::: PROVIDED DATA :::

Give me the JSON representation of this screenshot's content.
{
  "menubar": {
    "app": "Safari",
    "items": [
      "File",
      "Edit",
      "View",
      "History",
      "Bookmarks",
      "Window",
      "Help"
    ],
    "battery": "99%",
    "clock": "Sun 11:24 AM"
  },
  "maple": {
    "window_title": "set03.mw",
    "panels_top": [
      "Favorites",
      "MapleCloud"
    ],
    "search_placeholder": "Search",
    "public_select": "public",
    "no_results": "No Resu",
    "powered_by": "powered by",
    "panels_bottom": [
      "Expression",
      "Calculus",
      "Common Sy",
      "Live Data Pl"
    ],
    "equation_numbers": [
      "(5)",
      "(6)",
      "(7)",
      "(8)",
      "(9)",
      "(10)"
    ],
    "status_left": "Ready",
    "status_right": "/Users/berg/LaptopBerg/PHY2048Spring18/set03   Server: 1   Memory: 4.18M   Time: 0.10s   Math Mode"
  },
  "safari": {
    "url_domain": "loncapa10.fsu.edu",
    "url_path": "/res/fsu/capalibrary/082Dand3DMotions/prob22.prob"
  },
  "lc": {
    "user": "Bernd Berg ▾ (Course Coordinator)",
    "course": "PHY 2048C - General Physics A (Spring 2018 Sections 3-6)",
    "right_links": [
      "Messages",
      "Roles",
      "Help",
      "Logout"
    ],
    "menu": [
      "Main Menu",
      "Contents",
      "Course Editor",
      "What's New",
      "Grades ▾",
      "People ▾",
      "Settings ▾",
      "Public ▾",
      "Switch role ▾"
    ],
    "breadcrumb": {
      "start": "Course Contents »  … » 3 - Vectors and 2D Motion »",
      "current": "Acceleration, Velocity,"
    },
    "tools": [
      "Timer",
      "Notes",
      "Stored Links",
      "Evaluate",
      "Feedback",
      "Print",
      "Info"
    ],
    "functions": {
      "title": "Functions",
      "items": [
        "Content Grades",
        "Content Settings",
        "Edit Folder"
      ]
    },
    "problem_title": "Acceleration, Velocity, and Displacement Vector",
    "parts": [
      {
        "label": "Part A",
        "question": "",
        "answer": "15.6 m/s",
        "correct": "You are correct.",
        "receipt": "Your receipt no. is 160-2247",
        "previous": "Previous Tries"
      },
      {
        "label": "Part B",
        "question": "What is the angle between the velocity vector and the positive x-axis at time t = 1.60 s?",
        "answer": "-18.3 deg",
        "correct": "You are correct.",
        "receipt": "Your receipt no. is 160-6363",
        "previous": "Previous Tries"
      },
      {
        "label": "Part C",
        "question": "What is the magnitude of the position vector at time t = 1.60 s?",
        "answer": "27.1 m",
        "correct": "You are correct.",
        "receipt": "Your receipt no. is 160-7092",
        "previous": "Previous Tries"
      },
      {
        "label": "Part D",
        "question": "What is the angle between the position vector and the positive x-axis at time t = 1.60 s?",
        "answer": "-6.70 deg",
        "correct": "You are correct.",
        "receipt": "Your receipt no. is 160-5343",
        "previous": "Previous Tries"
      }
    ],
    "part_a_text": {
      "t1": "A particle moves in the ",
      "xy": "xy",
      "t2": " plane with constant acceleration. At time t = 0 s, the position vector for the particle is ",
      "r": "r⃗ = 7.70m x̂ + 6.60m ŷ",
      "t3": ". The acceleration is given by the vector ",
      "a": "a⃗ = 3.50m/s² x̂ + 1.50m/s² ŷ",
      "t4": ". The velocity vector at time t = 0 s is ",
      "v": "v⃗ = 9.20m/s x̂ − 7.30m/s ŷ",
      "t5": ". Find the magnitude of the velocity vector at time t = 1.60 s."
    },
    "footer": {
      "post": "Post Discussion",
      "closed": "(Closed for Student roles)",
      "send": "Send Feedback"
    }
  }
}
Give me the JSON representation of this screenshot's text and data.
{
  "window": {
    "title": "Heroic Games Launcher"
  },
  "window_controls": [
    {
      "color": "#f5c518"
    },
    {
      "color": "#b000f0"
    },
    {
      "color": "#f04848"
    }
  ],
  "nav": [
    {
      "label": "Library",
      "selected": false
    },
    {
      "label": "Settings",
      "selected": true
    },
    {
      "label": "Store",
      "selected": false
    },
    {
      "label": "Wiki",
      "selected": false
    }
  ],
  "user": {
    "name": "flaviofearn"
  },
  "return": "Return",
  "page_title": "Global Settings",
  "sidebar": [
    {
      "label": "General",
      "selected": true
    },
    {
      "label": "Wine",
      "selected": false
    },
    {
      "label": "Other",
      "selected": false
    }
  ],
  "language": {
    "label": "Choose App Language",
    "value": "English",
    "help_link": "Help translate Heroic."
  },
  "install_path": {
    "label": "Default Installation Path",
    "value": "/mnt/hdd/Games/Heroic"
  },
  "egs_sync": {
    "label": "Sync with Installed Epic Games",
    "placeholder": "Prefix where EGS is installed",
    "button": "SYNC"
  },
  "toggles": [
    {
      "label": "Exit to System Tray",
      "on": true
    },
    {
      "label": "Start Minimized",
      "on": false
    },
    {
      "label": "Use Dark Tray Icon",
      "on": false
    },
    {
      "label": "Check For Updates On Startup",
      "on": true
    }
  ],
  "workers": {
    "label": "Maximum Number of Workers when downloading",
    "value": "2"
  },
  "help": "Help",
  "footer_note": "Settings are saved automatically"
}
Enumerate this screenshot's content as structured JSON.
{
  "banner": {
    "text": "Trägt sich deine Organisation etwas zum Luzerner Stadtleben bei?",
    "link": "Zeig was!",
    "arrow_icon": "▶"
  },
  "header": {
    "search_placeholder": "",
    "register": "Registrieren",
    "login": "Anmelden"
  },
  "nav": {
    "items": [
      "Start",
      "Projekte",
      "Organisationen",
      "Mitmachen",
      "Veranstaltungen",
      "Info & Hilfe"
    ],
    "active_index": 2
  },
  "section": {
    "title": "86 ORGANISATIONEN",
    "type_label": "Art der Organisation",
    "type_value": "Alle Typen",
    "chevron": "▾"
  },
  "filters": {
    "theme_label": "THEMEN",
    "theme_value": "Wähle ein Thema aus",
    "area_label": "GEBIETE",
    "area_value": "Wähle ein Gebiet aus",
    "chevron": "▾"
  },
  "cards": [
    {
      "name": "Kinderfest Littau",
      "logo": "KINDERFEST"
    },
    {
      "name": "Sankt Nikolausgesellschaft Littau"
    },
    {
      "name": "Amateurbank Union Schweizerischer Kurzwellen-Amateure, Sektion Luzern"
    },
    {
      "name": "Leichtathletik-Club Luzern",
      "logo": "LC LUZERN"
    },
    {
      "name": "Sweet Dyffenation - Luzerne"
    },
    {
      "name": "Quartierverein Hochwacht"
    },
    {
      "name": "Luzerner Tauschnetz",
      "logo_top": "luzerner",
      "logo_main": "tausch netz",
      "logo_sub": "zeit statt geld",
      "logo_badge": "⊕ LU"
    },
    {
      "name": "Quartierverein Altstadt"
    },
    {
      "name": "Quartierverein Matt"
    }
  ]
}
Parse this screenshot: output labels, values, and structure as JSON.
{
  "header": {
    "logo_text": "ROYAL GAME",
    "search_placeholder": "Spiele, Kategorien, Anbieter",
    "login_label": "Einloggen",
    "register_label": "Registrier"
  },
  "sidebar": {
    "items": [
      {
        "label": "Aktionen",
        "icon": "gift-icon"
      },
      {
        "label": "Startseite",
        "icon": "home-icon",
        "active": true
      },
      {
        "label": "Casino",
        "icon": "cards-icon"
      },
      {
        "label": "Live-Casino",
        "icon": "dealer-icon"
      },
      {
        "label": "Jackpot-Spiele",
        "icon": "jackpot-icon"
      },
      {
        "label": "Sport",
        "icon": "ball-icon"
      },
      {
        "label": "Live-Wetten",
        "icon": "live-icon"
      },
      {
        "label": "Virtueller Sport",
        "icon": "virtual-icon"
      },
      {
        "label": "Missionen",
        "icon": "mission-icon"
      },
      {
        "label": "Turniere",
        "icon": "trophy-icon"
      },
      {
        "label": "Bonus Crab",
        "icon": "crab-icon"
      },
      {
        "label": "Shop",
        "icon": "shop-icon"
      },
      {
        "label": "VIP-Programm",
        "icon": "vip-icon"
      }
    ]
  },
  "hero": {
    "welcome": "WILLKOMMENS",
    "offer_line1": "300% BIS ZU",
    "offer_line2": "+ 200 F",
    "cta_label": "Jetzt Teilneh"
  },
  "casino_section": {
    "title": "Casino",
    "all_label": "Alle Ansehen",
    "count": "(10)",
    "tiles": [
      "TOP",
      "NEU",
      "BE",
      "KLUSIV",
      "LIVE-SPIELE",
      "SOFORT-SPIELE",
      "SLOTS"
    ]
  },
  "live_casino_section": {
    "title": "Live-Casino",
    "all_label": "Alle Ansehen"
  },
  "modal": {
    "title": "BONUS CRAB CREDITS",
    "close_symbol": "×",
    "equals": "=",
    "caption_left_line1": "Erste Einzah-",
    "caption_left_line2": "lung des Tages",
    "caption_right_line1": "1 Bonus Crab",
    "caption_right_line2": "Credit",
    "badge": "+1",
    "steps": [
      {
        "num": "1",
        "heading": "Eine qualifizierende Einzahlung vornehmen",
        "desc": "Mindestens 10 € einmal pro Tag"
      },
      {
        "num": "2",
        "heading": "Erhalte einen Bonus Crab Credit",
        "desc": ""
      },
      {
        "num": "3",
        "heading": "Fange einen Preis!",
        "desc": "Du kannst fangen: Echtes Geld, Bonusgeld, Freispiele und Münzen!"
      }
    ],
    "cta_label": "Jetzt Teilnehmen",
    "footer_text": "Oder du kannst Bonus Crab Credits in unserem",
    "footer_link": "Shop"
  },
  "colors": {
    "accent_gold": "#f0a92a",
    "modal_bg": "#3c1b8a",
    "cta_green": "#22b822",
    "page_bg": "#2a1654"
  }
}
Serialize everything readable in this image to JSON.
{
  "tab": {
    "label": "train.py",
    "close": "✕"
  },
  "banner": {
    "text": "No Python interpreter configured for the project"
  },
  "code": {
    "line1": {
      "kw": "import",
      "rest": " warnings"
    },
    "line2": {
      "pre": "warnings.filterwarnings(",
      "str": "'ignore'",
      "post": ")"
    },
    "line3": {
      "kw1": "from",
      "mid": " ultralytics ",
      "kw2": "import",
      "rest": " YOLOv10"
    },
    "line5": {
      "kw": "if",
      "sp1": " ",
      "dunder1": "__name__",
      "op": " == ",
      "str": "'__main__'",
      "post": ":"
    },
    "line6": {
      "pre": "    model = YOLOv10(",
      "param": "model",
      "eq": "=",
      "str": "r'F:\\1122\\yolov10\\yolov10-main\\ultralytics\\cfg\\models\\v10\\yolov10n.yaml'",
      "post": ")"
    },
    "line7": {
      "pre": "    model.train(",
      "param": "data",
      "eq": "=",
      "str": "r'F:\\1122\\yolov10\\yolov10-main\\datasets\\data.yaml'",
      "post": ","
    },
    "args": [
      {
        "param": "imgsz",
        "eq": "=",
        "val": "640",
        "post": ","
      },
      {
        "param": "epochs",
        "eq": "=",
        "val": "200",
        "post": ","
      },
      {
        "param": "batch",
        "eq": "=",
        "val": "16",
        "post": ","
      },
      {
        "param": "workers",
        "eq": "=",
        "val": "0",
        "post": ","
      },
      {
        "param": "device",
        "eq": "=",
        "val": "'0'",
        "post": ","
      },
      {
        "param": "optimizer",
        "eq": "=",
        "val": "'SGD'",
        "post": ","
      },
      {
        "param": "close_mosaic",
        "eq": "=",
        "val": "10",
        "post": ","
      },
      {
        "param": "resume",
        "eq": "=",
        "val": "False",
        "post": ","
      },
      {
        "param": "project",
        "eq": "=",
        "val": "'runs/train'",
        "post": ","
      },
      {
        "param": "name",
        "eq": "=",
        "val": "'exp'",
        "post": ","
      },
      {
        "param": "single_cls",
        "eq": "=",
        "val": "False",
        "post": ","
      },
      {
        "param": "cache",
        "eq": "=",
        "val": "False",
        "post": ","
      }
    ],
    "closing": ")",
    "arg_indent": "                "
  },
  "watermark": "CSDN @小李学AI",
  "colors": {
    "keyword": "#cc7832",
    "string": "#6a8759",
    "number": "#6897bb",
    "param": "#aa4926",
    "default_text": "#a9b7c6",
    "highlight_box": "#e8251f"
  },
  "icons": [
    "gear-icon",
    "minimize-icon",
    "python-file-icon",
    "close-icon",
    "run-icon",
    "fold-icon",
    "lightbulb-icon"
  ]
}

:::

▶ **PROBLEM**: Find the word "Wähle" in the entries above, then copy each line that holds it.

▶ **SOLVED PROBLEM**:
    "theme_value": "Wähle ein Thema aus",
    "area_value": "Wähle ein Gebiet aus",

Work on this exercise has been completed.